Mr. Speaker, I thank the hon. member for Humber—St. Barbe—Baie Verte for Motion No. 465, an airline passenger bill of rights.
Having attended meetings in his riding, I know very well the esteem in which he is held for his tireless work for all of his constituents. Indeed, it was my privilege as a graduate student in environmental studies to work out of Rocky Harbour at Gros Morne National Park. Those were the early days of site design and ecological inventory, and for me it was a great learning experience.
When we talk about air travel, my very first arrival in Newfoundland was at the same time as one of its most famous citizens was getting off the plane. The security people advised everyone that “he is coming”. Sure enough, to my amazement and delight, it was Joey Smallwood who stopped, shook my hand and asked if it was my first time on the rock and then told me I would love it, which, of course, I did.
I wish all air passengers had it so pleasant. There are two good times to plant the tree: one is 20 years ago, the other is today. This motion is for today.
As the past chair of the Subcommittee on Persons with Disabilities, I presided over hearings which heard from many witnesses who attested to their humiliating, degrading and disrespectful treatment by some of the larger airlines. I will immediately clarify this by stating emphatically that the personnel of these airlines should not be blamed. They are left with the very difficult and unpleasant task of telling the blind that their seeing eye dogs must go into a hold, of telling the wheelchair disabled that they will be carried into their seats because of a lack of proper ramping, of telling guardians and health care assistants that they must pay for a second seat.
The recent excellent news that such personal attendants will not be compelled to pay for their seats is a most welcome relief. I applaud the airline industry for understanding the reasonableness of this and understanding how much it adds to the dignity and self-esteem of the disabled.
In my riding there are numerous not for profit organizations that have long championed the rights of the disabled. These include: Persons United For Self-Help, the Handicapped Action Group, Human Rights Northwest, the Canadian Mental Health Association, the George Jeffrey Children's Centre, Superior Greenstone Association for Community Living, Avenue II and Wesway Respite Care, among many others.
Fortunately, I believe we are making progress. Thanks to the efforts of those and similar community-minded groups across Canada whose mottos invariably imply compassion and caring, the message of inclusivity is being heard. An accessible society is a healing society. An airline passenger bill of rights would be a fundamental enhancement to a society where no one is held back by their disability or disabilities, physical or mental.
Once a delegation from a foreign land came to visit Thunder Bay when I was the mayor. They commented facetiously on how poor the drivers must be because there were so many people that they saw out and about in wheelchairs, walkers and with canes moving about freely. When I explained that it was because we had set a goal to have Thunder Bay become known as Canada's most accessible city, they were justifiably impressed.
If a community can show such leadership, then certainly the airline industry can be accepting of a bill of rights for its valued customers.

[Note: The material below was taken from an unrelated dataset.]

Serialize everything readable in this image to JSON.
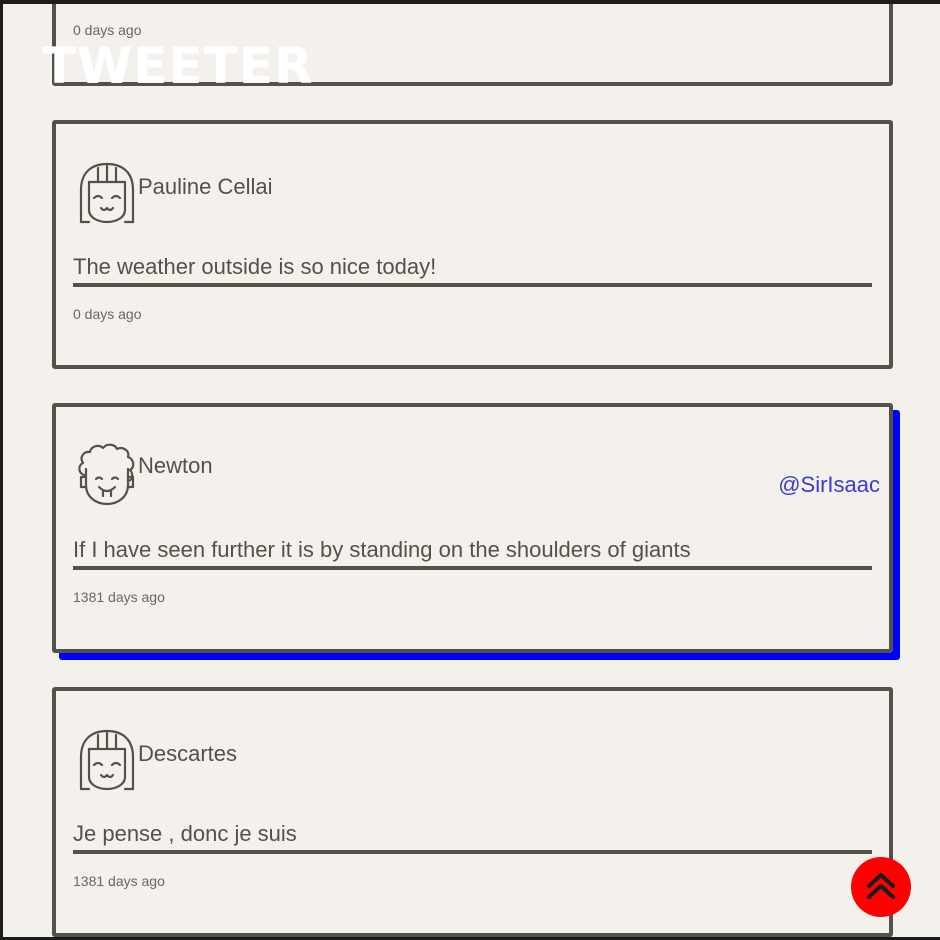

By and large, I must admit that the airports with which I am most familiar, like Fort Francis, Thunder Bay of course and all of those served by Bearskin Airlines and Wasaya Airlines, the service is excellent. Truly, the number of negative incidents that I have personally incurred are very few.

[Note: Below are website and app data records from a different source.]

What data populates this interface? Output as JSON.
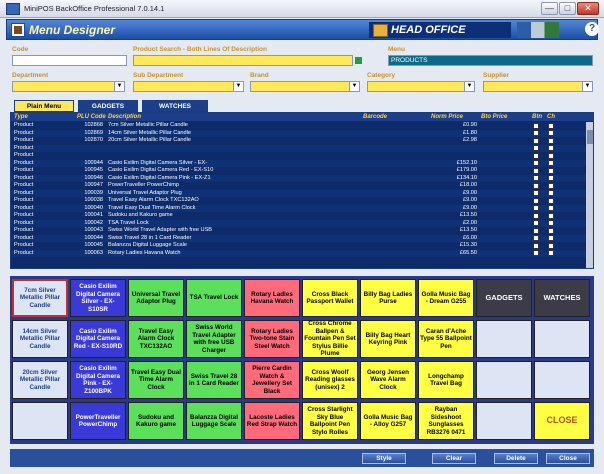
{
  "window": {
    "title": "MiniPOS BackOffice Professional 7.0.14.1",
    "minimize": "—",
    "maximize": "□",
    "close": "✕"
  },
  "header": {
    "title": "Menu Designer",
    "office": "HEAD OFFICE",
    "help": "?"
  },
  "filters": {
    "code_label": "Code",
    "code_value": "",
    "search_label": "Product Search - Both Lines Of Description",
    "search_value": "",
    "menu_label": "Menu",
    "menu_value": "PRODUCTS",
    "department_label": "Department",
    "subdepartment_label": "Sub Department",
    "brand_label": "Brand",
    "category_label": "Category",
    "supplier_label": "Supplier"
  },
  "tabs": [
    "Plain Menu",
    "GADGETS",
    "WATCHES"
  ],
  "grid": {
    "headers": [
      "Type",
      "PLU Code",
      "Description",
      "Barcode",
      "Norm Price",
      "Bto Price",
      "Btn",
      "Ch"
    ],
    "rows": [
      {
        "type": "Product",
        "plu": "102868",
        "desc": "7cm Silver Metallic Pillar Candle",
        "barcode": "",
        "price": "£0.90"
      },
      {
        "type": "Product",
        "plu": "102869",
        "desc": "14cm Silver Metallic Pillar Candle",
        "barcode": "",
        "price": "£1.80"
      },
      {
        "type": "Product",
        "plu": "102870",
        "desc": "20cm Silver Metallic Pillar Candle",
        "barcode": "",
        "price": "£2.98"
      },
      {
        "type": "Product",
        "plu": "",
        "desc": "",
        "barcode": "",
        "price": ""
      },
      {
        "type": "Product",
        "plu": "",
        "desc": "",
        "barcode": "",
        "price": ""
      },
      {
        "type": "Product",
        "plu": "100944",
        "desc": "Casio Exilim Digital Camera Silver - EX-",
        "barcode": "",
        "price": "£152.10"
      },
      {
        "type": "Product",
        "plu": "100945",
        "desc": "Casio Exilim Digital Camera Red - EX-S10",
        "barcode": "",
        "price": "£179.00"
      },
      {
        "type": "Product",
        "plu": "100946",
        "desc": "Casio Exilim Digital Camera Pink - EX-Z1",
        "barcode": "",
        "price": "£134.10"
      },
      {
        "type": "Product",
        "plu": "100947",
        "desc": "PowerTraveller PowerChimp",
        "barcode": "",
        "price": "£18.00"
      },
      {
        "type": "Product",
        "plu": "100039",
        "desc": "Universal Travel Adaptor Plug",
        "barcode": "",
        "price": "£9.00"
      },
      {
        "type": "Product",
        "plu": "100038",
        "desc": "Travel Easy Alarm Clock TXC132AO",
        "barcode": "",
        "price": "£9.00"
      },
      {
        "type": "Product",
        "plu": "100040",
        "desc": "Travel Easy Dual Time Alarm Clock",
        "barcode": "",
        "price": "£9.00"
      },
      {
        "type": "Product",
        "plu": "100041",
        "desc": "Sudoku and Kakuro game",
        "barcode": "",
        "price": "£13.50"
      },
      {
        "type": "Product",
        "plu": "100042",
        "desc": "TSA Travel Lock",
        "barcode": "",
        "price": "£2.00"
      },
      {
        "type": "Product",
        "plu": "100043",
        "desc": "Swiss World Travel Adapter with free USB",
        "barcode": "",
        "price": "£13.50"
      },
      {
        "type": "Product",
        "plu": "100044",
        "desc": "Swiss Travel 28 in 1 Card Reader",
        "barcode": "",
        "price": "£6.00"
      },
      {
        "type": "Product",
        "plu": "100045",
        "desc": "Balanzza Digital Luggage Scale",
        "barcode": "",
        "price": "£15.30"
      },
      {
        "type": "Product",
        "plu": "100063",
        "desc": "Rotary Ladies Havana Watch",
        "barcode": "",
        "price": "£65.50"
      }
    ]
  },
  "buttons": [
    [
      "7cm Silver Metallic Pillar Candle",
      "Casio Exilim Digital Camera Silver - EX-S10SR",
      "Universal Travel Adaptor Plug",
      "TSA Travel Lock",
      "Rotary Ladies Havana Watch",
      "Cross Black Passport Wallet",
      "Billy Bag Ladies Purse",
      "Golla Music Bag - Dream G255",
      "GADGETS",
      "WATCHES"
    ],
    [
      "14cm Silver Metallic Pillar Candle",
      "Casio Exilim Digital Camera Red - EX-S10RD",
      "Travel Easy Alarm Clock TXC132AO",
      "Swiss World Travel Adapter with free USB Charger",
      "Rotary Ladies Two-tone Stain Steel Watch",
      "Cross Chrome Ballpen & Fountain Pen Set Stylus Billie Plume",
      "Billy Bag Heart Keyring Pink",
      "Caran d'Ache Type 55 Ballpoint Pen",
      "",
      ""
    ],
    [
      "20cm Silver Metallic Pillar Candle",
      "Casio Exilim Digital Camera Pink - EX-Z100BPK",
      "Travel Easy Dual Time Alarm Clock",
      "Swiss Travel 28 in 1 Card Reader",
      "Pierre Cardin Watch & Jewellery Set Black",
      "Cross Woolf Reading glasses (unisex) 2",
      "Georg Jensen Wave Alarm Clock",
      "Longchamp Travel Bag",
      "",
      ""
    ],
    [
      "",
      "PowerTraveller PowerChimp",
      "Sudoku and Kakuro game",
      "Balanzza Digital Luggage Scale",
      "Lacoste Ladies Red Strap Watch",
      "Cross Starlight Sky Blue Ballpoint Pen Stylo Rolles",
      "Golla Music Bag - Alloy G257",
      "Rayban Sideshoot Sunglasses RB3276 0471",
      "",
      "CLOSE"
    ]
  ],
  "footer": {
    "style": "Style",
    "clear": "Clear",
    "delete": "Delete",
    "close": "Close"
  }
}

The number of complaints that have come to my great staff in our four offices, which, incidentally, starts at the Manitoba border and stretches right here to the nation's capital over two time zones, are also few but, regrettably, those are valid.
For the record I will include the mention of a resolution passed during my past role as president of the Association of Municipalities and as an executive member of the Federation of Canadian Municipalities.
The FCM passed a resolution which states that the Government of Canada should prepare a national airline passenger bill of rights to be adopted into legislation by this Parliament. Support is coming nationwide for this. Indeed, Sam Barone, the president and CEO of the Air Transport Association of Canada, sent correspondence recently that is worthy of including in the record. He states:
...if we are truly serious about addressing customer service challenges, everyone involved in the system needs to be part of the solution. Certainly air carriers do not control the airports, the navigation system, the security screening process or the various regulatory agencies that control passenger movements across borders and through the boarding process.
He goes on to state:
...members [of Parliament must] recognize and support the principle of the supremacy of ensuring safety as the primary aspect of all flight-related decisions. I know Parliamentarians would agree that delays or inconveniences caused as a result of compliance with safety regulations or considerations should not be subject to the constraints of this proposal. ...members [must] consider the impact of weather and other factors outside a carrier's direct control as matters for which the carrier should not bear financial responsibility.
I do not believe that was the intent of the motion, and as it is presented, we have a very balanced and fair motion before us.
In conclusion, I can only attest to the wisdom of hon. member for Humber—St. Barbe—Baie Verte in designing such a conciliatory motion. I am quite hopeful that in the positive spirit in which this motion has been presented, it will find unanimous consent to pass this evening.